"In Alaska, that’s definitely the case," he said. "In other places, though, the genetics aren’t as strong, there aren’t the hatchery fish, and habitat diversity isn’t as high."
States relax limits on salmon predators
Across the West, fisheries managers are struggling to save fish struggling with abnormally warm summer waters. This week, the Oregon Department of Fish and Wildlife said it is considering doing away with limits on fishing for catfish, bass and other fish that thrive in warm waters and are threatening native salmon and steelhead. State officials said nearly half of sockeye salmon migrating up the Columbia River through Oregon and Washington state have been killed because of the hot water. Washington has taken similar actions on the Columbia River and are also seeing thousands of fish dying off.
Tough freshwater conditions can stress juvenile fish as they try to migrate to the ocean, explained Tony Farrell, a biologist at the University of British Columbia, in a video about how this year’s low snowpack and record high temperatures are affecting sockeye salmon that are migrating from the Pacific Ocean to the Fraser River, the longest river in British Columbia, to spawn.
"Summer temperature in the Fraser River is so important, so it’s closely monitored," he said.
Just a few extra degrees of warming can decrease a fish’s ability to take up oxygen into its muscles and swim. Fungus and bacteria also thrive at warmer temperatures. And even if the fish make it to the ocean, they face increased predation because of warmer waters.
"It’s been particularly warm out in the Pacific Ocean this year, which means there’s a lot of hungry mackerel and tuna waiting to eat baby salmon as they migrate from the Fraser River to the Pacific in search of food," Farrell said. "The mackerel and the tunas like the water a little warmer than the salmonids, so when warmer water moves north, as it does periodically, they follow. But because the Fraser River can’t move, it’s a bit like running the gauntlet for the salmon smolts."
Back in the Pacific Ocean, Kilduff said he hopes his research can be used by fisheries managers to make changes to freshwater practices, which are within human control, in order to account for a loss of survival rate variability out in the open seas.

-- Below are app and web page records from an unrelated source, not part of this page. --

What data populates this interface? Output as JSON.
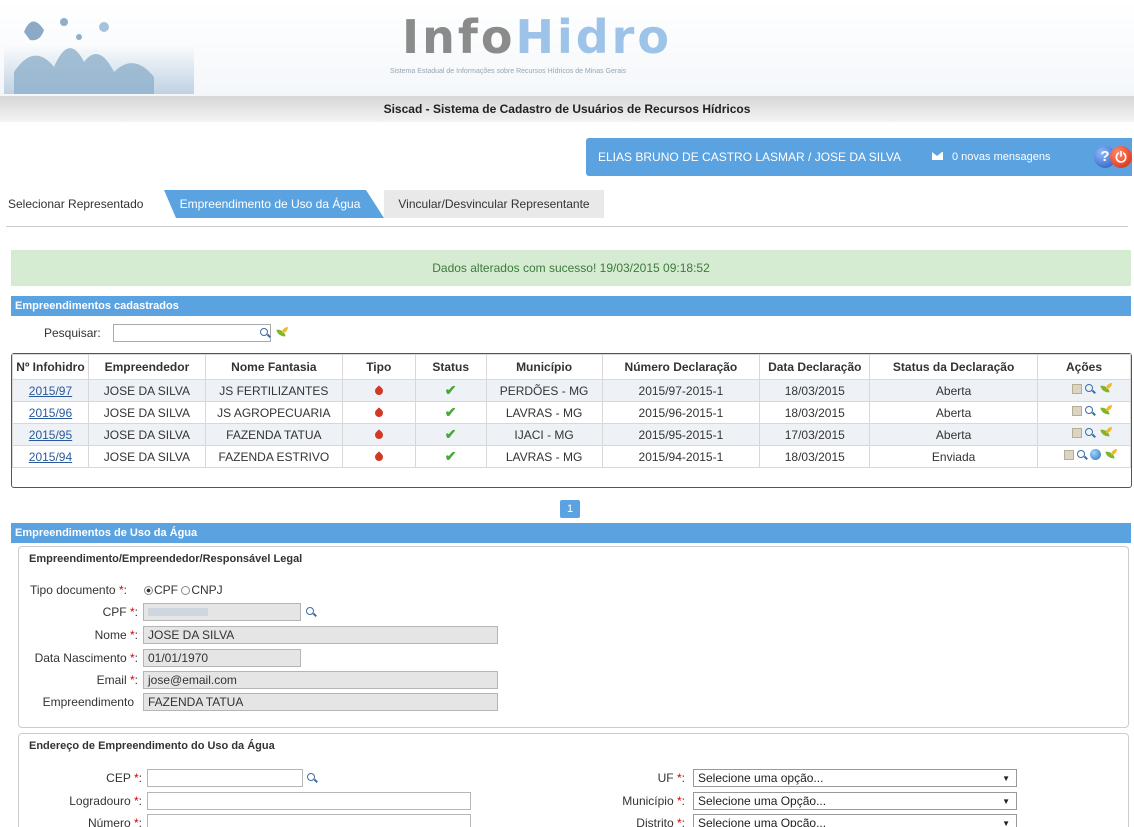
{
  "header": {
    "logo_left": "Info",
    "logo_right": "Hidro",
    "logo_subtitle": "Sistema Estadual de Informações sobre Recursos Hídricos de Minas Gerais",
    "system_title": "Siscad - Sistema de Cadastro de Usuários de Recursos Hídricos"
  },
  "userbar": {
    "user_name": "ELIAS BRUNO DE CASTRO LASMAR  /  JOSE DA SILVA",
    "messages": "0 novas mensagens",
    "help_label": "?"
  },
  "tabs": [
    {
      "label": "Selecionar Representado",
      "active": false
    },
    {
      "label": "Empreendimento de Uso da Água",
      "active": true
    },
    {
      "label": "Vincular/Desvincular Representante",
      "active": false
    }
  ],
  "success_message": "Dados alterados com sucesso! 19/03/2015 09:18:52",
  "list_section": {
    "title": "Empreendimentos cadastrados",
    "search_label": "Pesquisar:",
    "search_value": "",
    "columns": [
      "Nº Infohidro",
      "Empreendedor",
      "Nome Fantasia",
      "Tipo",
      "Status",
      "Município",
      "Número Declaração",
      "Data Declaração",
      "Status da Declaração",
      "Ações"
    ],
    "rows": [
      {
        "id": "2015/97",
        "empreendedor": "JOSE DA SILVA",
        "fantasia": "JS FERTILIZANTES",
        "municipio": "PERDÕES - MG",
        "numero": "2015/97-2015-1",
        "data": "18/03/2015",
        "status_decl": "Aberta"
      },
      {
        "id": "2015/96",
        "empreendedor": "JOSE DA SILVA",
        "fantasia": "JS AGROPECUARIA",
        "municipio": "LAVRAS - MG",
        "numero": "2015/96-2015-1",
        "data": "18/03/2015",
        "status_decl": "Aberta"
      },
      {
        "id": "2015/95",
        "empreendedor": "JOSE DA SILVA",
        "fantasia": "FAZENDA TATUA",
        "municipio": "IJACI - MG",
        "numero": "2015/95-2015-1",
        "data": "17/03/2015",
        "status_decl": "Aberta"
      },
      {
        "id": "2015/94",
        "empreendedor": "JOSE DA SILVA",
        "fantasia": "FAZENDA ESTRIVO",
        "municipio": "LAVRAS - MG",
        "numero": "2015/94-2015-1",
        "data": "18/03/2015",
        "status_decl": "Enviada"
      }
    ],
    "page": "1"
  },
  "form_section": {
    "title": "Empreendimentos de Uso da Água",
    "panel1_title": "Empreendimento/Empreendedor/Responsável Legal",
    "tipo_label": "Tipo documento",
    "cpf_option": "CPF",
    "cnpj_option": "CNPJ",
    "cpf_label": "CPF",
    "nome_label": "Nome",
    "nome_value": "JOSE DA SILVA",
    "nascimento_label": "Data Nascimento",
    "nascimento_value": "01/01/1970",
    "email_label": "Email",
    "email_value": "jose@email.com",
    "empreendimento_label": "Empreendimento",
    "empreendimento_value": "FAZENDA TATUA",
    "panel2_title": "Endereço de Empreendimento do Uso da Água",
    "cep_label": "CEP",
    "logradouro_label": "Logradouro",
    "numero_label": "Número",
    "uf_label": "UF",
    "uf_value": "Selecione uma opção...",
    "municipio_label": "Município",
    "municipio_value": "Selecione uma Opção...",
    "distrito_label": "Distrito",
    "distrito_value": "Selecione uma Opção..."
  },
  "colors": {
    "accent": "#5ba2e1",
    "success_bg": "#d6ecd2",
    "required": "#dd0000"
  }
}
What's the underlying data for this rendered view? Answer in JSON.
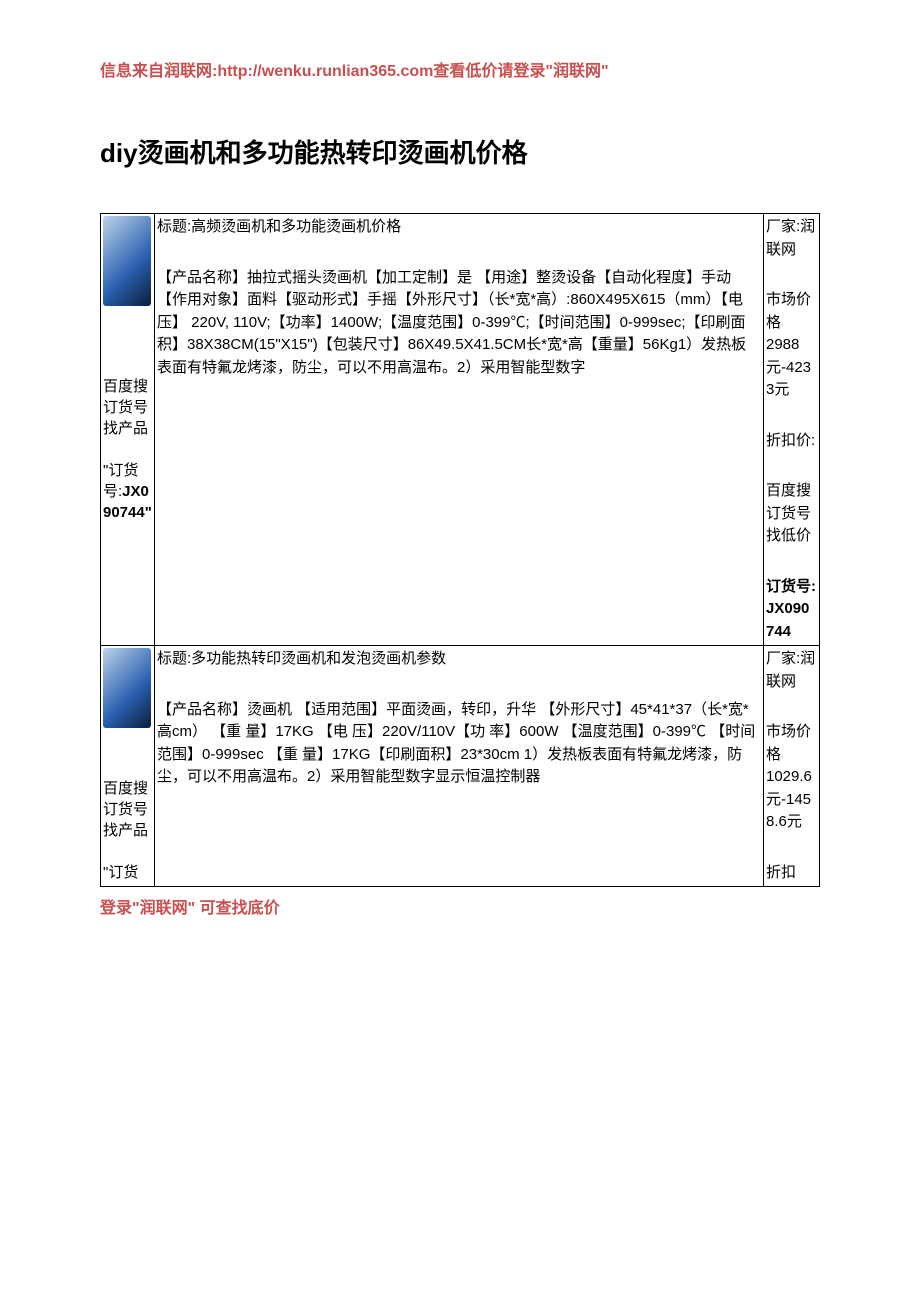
{
  "header_note": "信息来自润联网:http://wenku.runlian365.com查看低价请登录\"润联网\"",
  "page_title": "diy烫画机和多功能热转印烫画机价格",
  "footer_note": "登录\"润联网\" 可查找底价",
  "products": [
    {
      "thumb": {
        "search_label": "百度搜订货号找产品",
        "order_prefix": "\"订货号:",
        "order_code": "JX090744\""
      },
      "desc": {
        "title": "标题:高频烫画机和多功能烫画机价格",
        "body": "【产品名称】抽拉式摇头烫画机【加工定制】是\n【用途】整烫设备【自动化程度】手动【作用对象】面料【驱动形式】手摇【外形尺寸】（长*宽*高）:860X495X615（mm）【电压】 220V,\n110V;【功率】1400W;【温度范围】0-399℃;【时间范围】0-999sec;【印刷面积】38X38CM(15\"X15\")【包装尺寸】86X49.5X41.5CM长*宽*高【重量】56Kg1）发热板表面有特氟龙烤漆，防尘，可以不用高温布。2）采用智能型数字"
      },
      "meta": {
        "vendor_label": "厂家:润联网",
        "price_label": "市场价格",
        "price_value": "2988元-4233元",
        "discount_label": "折扣价:",
        "search_low": "百度搜订货号找低价",
        "order_label": "订货号:JX090744"
      }
    },
    {
      "thumb": {
        "search_label": "百度搜订货号找产品",
        "order_prefix": "\"订货"
      },
      "desc": {
        "title": "标题:多功能热转印烫画机和发泡烫画机参数",
        "body": "【产品名称】烫画机 【适用范围】平面烫画，转印，升华\n【外形尺寸】45*41*37（长*宽*高cm） 【重 量】17KG 【电 压】220V/110V【功 率】600W 【温度范围】0-399℃ 【时间范围】0-999sec 【重 量】17KG【印刷面积】23*30cm 1）发热板表面有特氟龙烤漆，防尘，可以不用高温布。2）采用智能型数字显示恒温控制器"
      },
      "meta": {
        "vendor_label": "厂家:润联网",
        "price_label": "市场价格",
        "price_value": "1029.6元-1458.6元",
        "discount_label": "折扣"
      }
    }
  ]
}
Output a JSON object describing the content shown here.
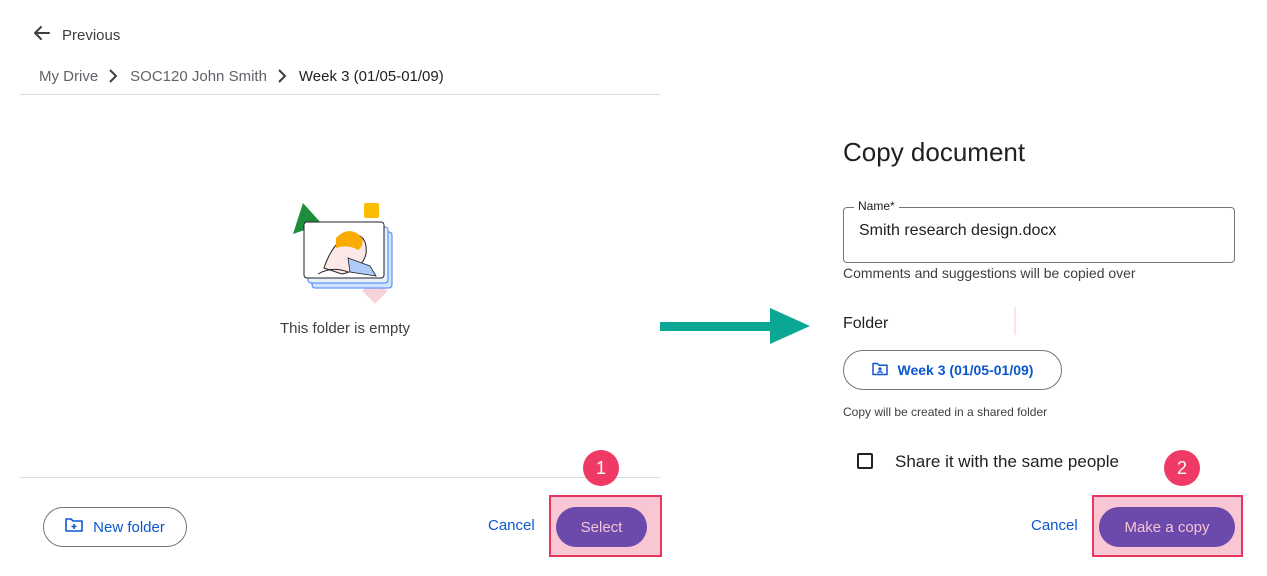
{
  "left_panel": {
    "previous_label": "Previous",
    "breadcrumb": [
      "My Drive",
      "SOC120 John Smith",
      "Week 3 (01/05-01/09)"
    ],
    "empty_message": "This folder is empty",
    "new_folder_label": "New folder",
    "cancel_label": "Cancel",
    "select_label": "Select",
    "step_number": "1"
  },
  "right_panel": {
    "title": "Copy document",
    "name_field_label": "Name*",
    "name_value": "Smith research design.docx",
    "helper_text": "Comments and suggestions will be copied over",
    "folder_heading": "Folder",
    "folder_chip_label": "Week 3 (01/05-01/09)",
    "shared_note": "Copy will be created in a shared folder",
    "share_checkbox_label": "Share it with the same people",
    "share_checked": false,
    "cancel_label": "Cancel",
    "make_copy_label": "Make a copy",
    "step_number": "2"
  },
  "colors": {
    "link_blue": "#0b57d0",
    "primary_button": "#6b4aac",
    "highlight_fill": "#f9c6d3",
    "highlight_border": "#e8375f",
    "badge": "#ee3a64",
    "arrow": "#0aa894"
  },
  "icons": [
    "arrow-back-icon",
    "chevron-right-icon",
    "empty-folder-illustration",
    "new-folder-icon",
    "shared-folder-icon",
    "teal-arrow"
  ]
}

"It’s another thing to keep an eye on," he said. "It’s a nice thing to be able to say certain environmental conditions influence things in a given way, but it’s also a very tough thing to do. There were some really clear PDO signals, and now we’re seeing the NPGO starting to play an important role, and it’s keeping everyone on their toes."